Dataset records
★ ★ ★ ★

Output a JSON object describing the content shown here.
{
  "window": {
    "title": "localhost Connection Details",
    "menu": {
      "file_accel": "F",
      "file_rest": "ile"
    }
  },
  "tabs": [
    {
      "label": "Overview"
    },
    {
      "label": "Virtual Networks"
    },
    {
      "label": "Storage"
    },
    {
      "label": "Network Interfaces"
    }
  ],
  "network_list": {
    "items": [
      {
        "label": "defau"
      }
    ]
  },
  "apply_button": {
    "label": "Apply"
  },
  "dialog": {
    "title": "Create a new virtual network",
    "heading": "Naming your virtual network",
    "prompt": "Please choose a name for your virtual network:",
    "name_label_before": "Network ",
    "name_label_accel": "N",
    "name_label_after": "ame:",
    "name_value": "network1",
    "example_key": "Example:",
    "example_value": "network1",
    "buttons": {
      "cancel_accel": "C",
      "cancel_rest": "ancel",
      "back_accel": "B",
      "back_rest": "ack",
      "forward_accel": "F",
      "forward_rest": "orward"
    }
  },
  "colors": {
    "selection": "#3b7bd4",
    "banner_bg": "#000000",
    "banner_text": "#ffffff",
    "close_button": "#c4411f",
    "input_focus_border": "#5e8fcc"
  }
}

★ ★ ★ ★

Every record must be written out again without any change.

Output a JSON object describing the content shown here.
{
  "window": {
    "title": "localhost Connection Details",
    "menu": {
      "file_accel": "F",
      "file_rest": "ile"
    }
  },
  "tabs": [
    {
      "label": "Overview"
    },
    {
      "label": "Virtual Networks"
    },
    {
      "label": "Storage"
    },
    {
      "label": "Network Interfaces"
    }
  ],
  "network_list": {
    "items": [
      {
        "label": "defau"
      }
    ]
  },
  "apply_button": {
    "label": "Apply"
  },
  "dialog": {
    "title": "Create a new virtual network",
    "heading": "Naming your virtual network",
    "prompt": "Please choose a name for your virtual network:",
    "name_label_before": "Network ",
    "name_label_accel": "N",
    "name_label_after": "ame:",
    "name_value": "network1",
    "example_key": "Example:",
    "example_value": "network1",
    "buttons": {
      "cancel_accel": "C",
      "cancel_rest": "ancel",
      "back_accel": "B",
      "back_rest": "ack",
      "forward_accel": "F",
      "forward_rest": "orward"
    }
  },
  "colors": {
    "selection": "#3b7bd4",
    "banner_bg": "#000000",
    "banner_text": "#ffffff",
    "close_button": "#c4411f",
    "input_focus_border": "#5e8fcc"
  }
}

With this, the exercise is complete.